Editor’s note: The following is a Q&A between Josh Yuen, football beat writer for The Daily Californian, and Garrett Podell, managing editor of TCU 360. The interview has been edited for length and clarity.
Josh Yuen: If you could sum up TCU’s season in a few words, what are they and why?
Garrett Podell: TCU’s season has been a roller coaster. They started out the year ranked No. 15 in the country, win their first two games, play Ohio State in week three pretty competitively at Cowboy Stadium. TCU had the lead through most of the third quarter, couldn’t hang on there, but it was encouraging because starting quarterback Shawn Robinson played pretty well against the Ohio State defense. Next week against Texas, the wheels started to fall off the wagon offensively — Robinson threw a number of interceptions including picks on back-to-back throws.
That started a stretch when they would play teams close but simply couldn’t make enough plays. They dropped a Thursday night game against Texas Tech, as turnovers continued to make a difference. All the while, however, the defense ended up being the No. 1 defense in the Big-12 for the second straight year. Defensively, (head coach) Gary Patterson, who also calls the defensive plays, put the defense in a position to make plays; it’s just the offense had a hard time taking care of the ball and staying healthy.
The dismissal of receiver KaVontae Turpin, star receiver and returner, also hurt the team. Although, that departure helped spotlight Jalen Reagor, the sophomore who was able to fill in Turpin’s shoes as the lead playmaker. He ended up with more than 1,000 receiving yards, nine touchdowns and also an 83-yard rushing touchdown against Oklahoma State. Overall, it’s pretty wild that TCU is in a bowl game at 6-6, but overall the Horned Frogs are pretty happy to be where they are after things looked pretty bleak in the middle of the season.
JY: It sounds like the Horned Frogs’ quarterback situation has been a bit muddy this year — sort of similar to Cal’s. Can you walk me through what that entailed?

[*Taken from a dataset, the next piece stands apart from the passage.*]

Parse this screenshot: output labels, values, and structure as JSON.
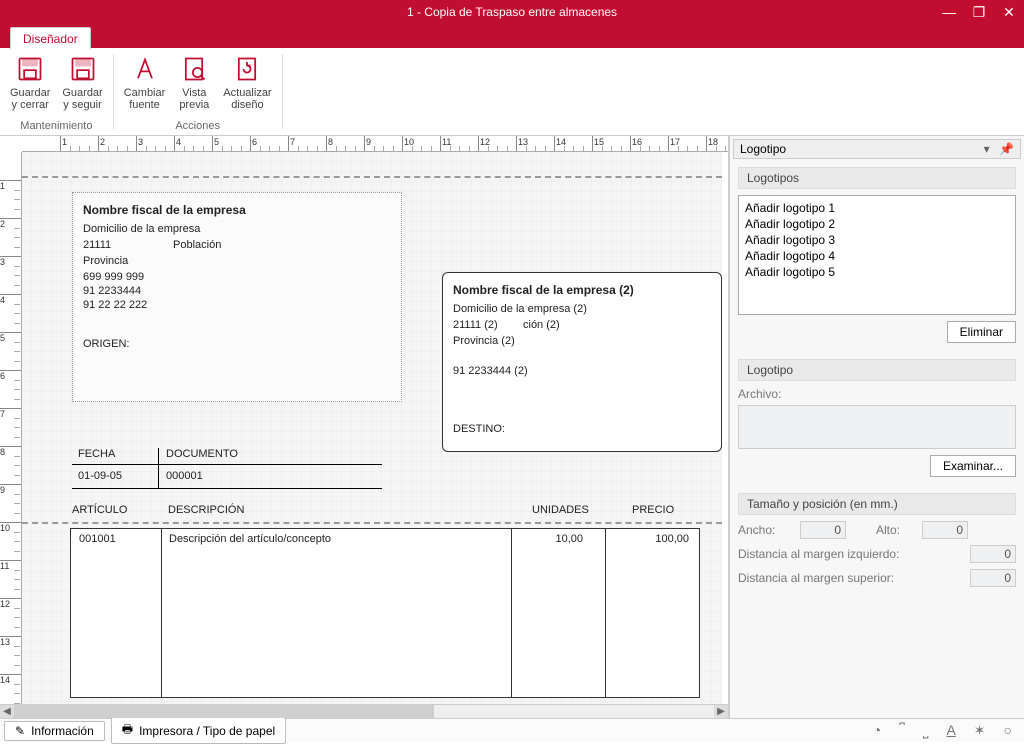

GP: It started with Shawn Robinson, who was looked as the heir to Kenny Hill. A four-star, could run, could throw as a dual-threat. He started out the year really well, played well against Ohio State, but for whatever reason, made some head-scratching throws against Texas and Texas Tech. He ended up injuring his nonthrowing shoulder, which took him out for the rest of the year.
In comes his backup, a guy who transferred from Penn — Michael Collins. He was actually playing about as well as Robinson and even a bit more carefully with the football, but then he hurt his leg on the first play against Baylor during the second-to-last game of the season.

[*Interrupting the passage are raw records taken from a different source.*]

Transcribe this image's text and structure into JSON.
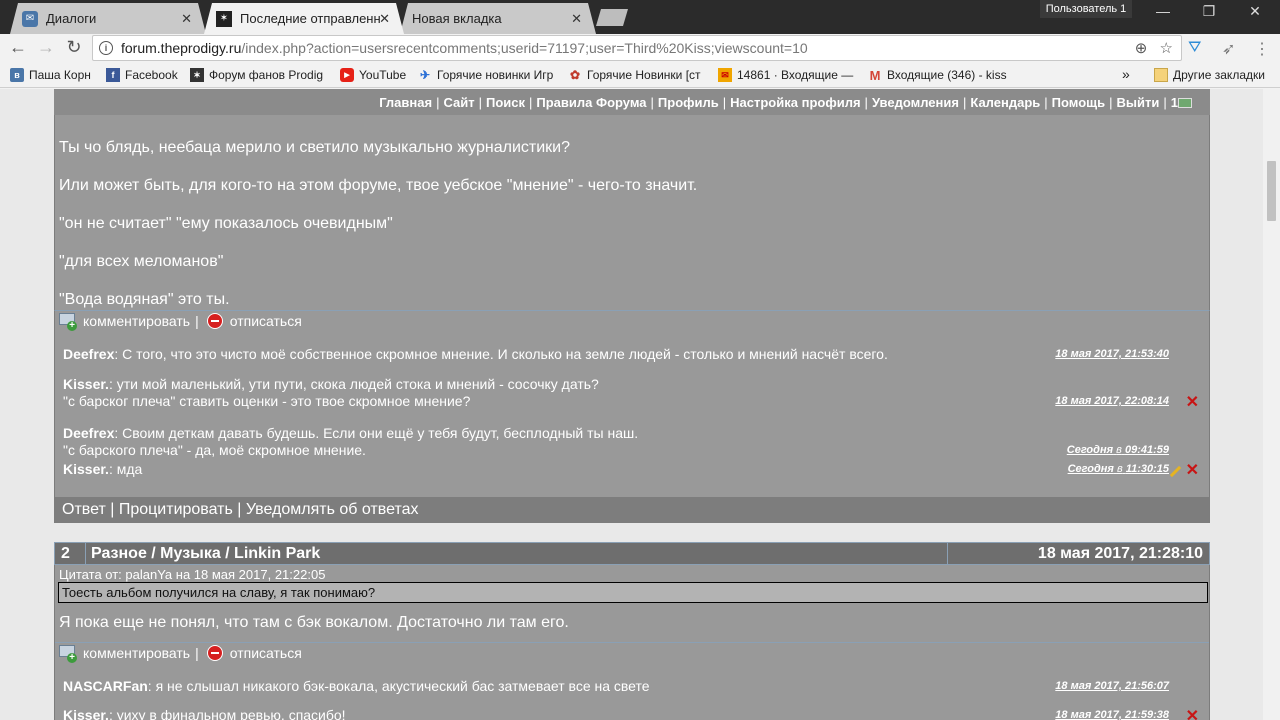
{
  "browser": {
    "tabs": [
      {
        "title": "Диалоги",
        "icon": "vk-icon"
      },
      {
        "title": "Последние отправленн",
        "icon": "prodigy-icon"
      },
      {
        "title": "Новая вкладка",
        "icon": ""
      }
    ],
    "profile": "Пользователь 1",
    "window_controls": {
      "minimize": "—",
      "maximize": "❐",
      "close": "✕"
    },
    "nav": {
      "back": "←",
      "forward": "→",
      "reload": "↻"
    },
    "url_host": "forum.theprodigy.ru",
    "url_path": "/index.php?action=usersrecentcomments;userid=71197;user=Third%20Kiss;viewscount=10",
    "omni_icons": {
      "zoom": "⊕",
      "star": "☆"
    },
    "bookmarks": [
      {
        "label": "Паша Корн",
        "icon": "vk-icon",
        "color": "#4a76a8"
      },
      {
        "label": "Facebook",
        "icon": "facebook-icon",
        "color": "#3b5998"
      },
      {
        "label": "Форум фанов Prodig",
        "icon": "prodigy-icon",
        "color": "#333333"
      },
      {
        "label": "YouTube",
        "icon": "youtube-icon",
        "color": "#e62117"
      },
      {
        "label": "Горячие новинки Игр",
        "icon": "game-icon",
        "color": "#2a6fd6"
      },
      {
        "label": "Горячие Новинки [ст",
        "icon": "game2-icon",
        "color": "#c0392b"
      },
      {
        "label": "14861 · Входящие —",
        "icon": "mail-icon",
        "color": "#f0a500"
      },
      {
        "label": "Входящие (346) - kiss",
        "icon": "gmail-icon",
        "color": "#d44638"
      }
    ],
    "bookmarks_overflow": "»",
    "other_bookmarks": "Другие закладки"
  },
  "forum": {
    "menu": [
      "Главная",
      "Сайт",
      "Поиск",
      "Правила Форума",
      "Профиль",
      "Настройка профиля",
      "Уведомления",
      "Календарь",
      "Помощь",
      "Выйти"
    ],
    "menu_pm_count": "1",
    "post1": {
      "lines": [
        "Ты чо блядь, неебаца мерило и светило музыкально журналистики?",
        "Или может быть, для кого-то на этом форуме, твое уебское \"мнение\" - чего-то значит.",
        "\"он не считает\" \"ему показалось очевидным\"",
        "\"для всех меломанов\"",
        "\"Вода водяная\" это ты."
      ],
      "comment_label": "комментировать",
      "unsubscribe_label": "отписаться",
      "comments": [
        {
          "author": "Deefrex",
          "lines": [
            "С того, что это чисто моё собственное скромное мнение. И сколько на земле людей - столько и мнений насчёт всего."
          ],
          "time": "18 мая 2017, 21:53:40"
        },
        {
          "author": "Kisser.",
          "lines": [
            "ути мой маленький, ути пути, скока людей стока и мнений - сосочку дать?",
            "\"с барског плеча\" ставить оценки - это твое скромное мнение?"
          ],
          "time": "18 мая 2017, 22:08:14"
        },
        {
          "author": "Deefrex",
          "lines": [
            "Своим деткам давать будешь. Если они ещё у тебя будут, бесплодный ты наш.",
            "\"с барского плеча\" - да, моё скромное мнение."
          ],
          "time_bold": "Сегодня",
          "time_in": "в",
          "time_clock": "09:41:59"
        },
        {
          "author": "Kisser.",
          "lines": [
            "мда"
          ],
          "time_bold": "Сегодня",
          "time_in": "в",
          "time_clock": "11:30:15"
        }
      ],
      "actions": [
        "Ответ",
        "Процитировать",
        "Уведомлять об ответах"
      ]
    },
    "post2": {
      "number": "2",
      "path": "Разное / Музыка / Linkin Park",
      "date": "18 мая 2017, 21:28:10",
      "quote_header": "Цитата от: palanYa на 18 мая 2017, 21:22:05",
      "quote_text": "Тоесть альбом получился на славу,  я так понимаю?",
      "text": "Я пока еще не понял, что там с бэк вокалом. Достаточно ли там его.",
      "comment_label": "комментировать",
      "unsubscribe_label": "отписаться",
      "comments": [
        {
          "author": "NASCARFan",
          "lines": [
            "я не слышал никакого бэк-вокала, акустический бас затмевает все на свете"
          ],
          "time": "18 мая 2017, 21:56:07"
        },
        {
          "author": "Kisser.",
          "lines": [
            "уиху в финальном ревью, спасибо!"
          ],
          "time": "18 мая 2017, 21:59:38"
        }
      ]
    }
  }
}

So in comes a fifth-year senior, Grayson Muehlstein, who was on the team when the Horned Frogs were rolling with Trevone Boykin in 2014 and 2015. He was around for Kenny Hill’s years, and here he is as a fifth-year senior — someone who himself was a three- or four-star recruit as a talented Texas high school quarterback. He could have transferred at any time, but he honored his commitment and stuck through it, and now he gets his moment to shine. He won his senior day against Oklahoma State, a team that TCU was an underdog to, and here he is getting to start one more game in the bowl game.
JY: Offensively, Jalen Reagor is one of the most elite playmakers that the Bears have come across. What about Reagor makes him stand out, and what else should we expect from TCU’s offense?
GP: Every time (Reagor) is thrown the ball, it just seems like something crazy happens, and it doesn’t faze me anymore. You learn to expect the extraordinary because of his crazy athleticism, strong hands and his willingness to do everything. He said at the end of the season that if he has to return kicks, if he has to play running back and receiver, that he’ll do it. And he’s taken a few snaps at running back, at Baylor and then he had that touchdown run against Oklahoma State. His do-it-all capability makes us expect something big to happen every time he touches the ball.
JY: Defensively, TCU and Cal have really been solid this year. Who are some notable names to look out for on that side of the ball?
GP: TCU’s has a lot of injuries in the secondary — I think like six or seven defensive backs have been hurt at some point. The main guys who power the defense are the two defensive ends, both Big-12 First Team members — seniors Ben Banogu and L.J. Collier. Those two guys are two of the best pass-rushers not only in the Big-12 but in the country. There have been a number of NFL scouts who have come to TCU games and practices asking questions about those two players. Both of those guys are super dynamic — Banogu has a chance to go off the board in the first two rounds of the draft, and Collier will probably be a slightly higher round pick.
Then there’s linebacker Ty Summers, who’s been playing since his freshman year and is sort of one of the captains. There’s also sophomore linebacker Garret Wallow, who’s been one of the team’s leading tacklers and has shifted to safety at times because of the injuries.
JY: Do you have a favorite Cheez-It flavor? I need some recommendations.
GP: I’m much more of a Ritz/Goldfish type of guy like you are, but I guess I’ll go with the spicy variety. The spicier ones sounds good.
JY: Score prediction for the Cheez-It Bowl?
GP: I think it’s going to be a competitive game. The line the last time I checked it was EVEN, so obviously that shows that these teams have defensive strength and a few offensive studs. I could see either team winning this game, but I’ll pick TCU winning it by a score of 17-10. I think it will be really close, but in a defensive game like this, you have to look at which offense has guys who can be an “X Factor” and change the game. I feel like Jalen Reagor is the most talented offensive weapon in this game on both sides.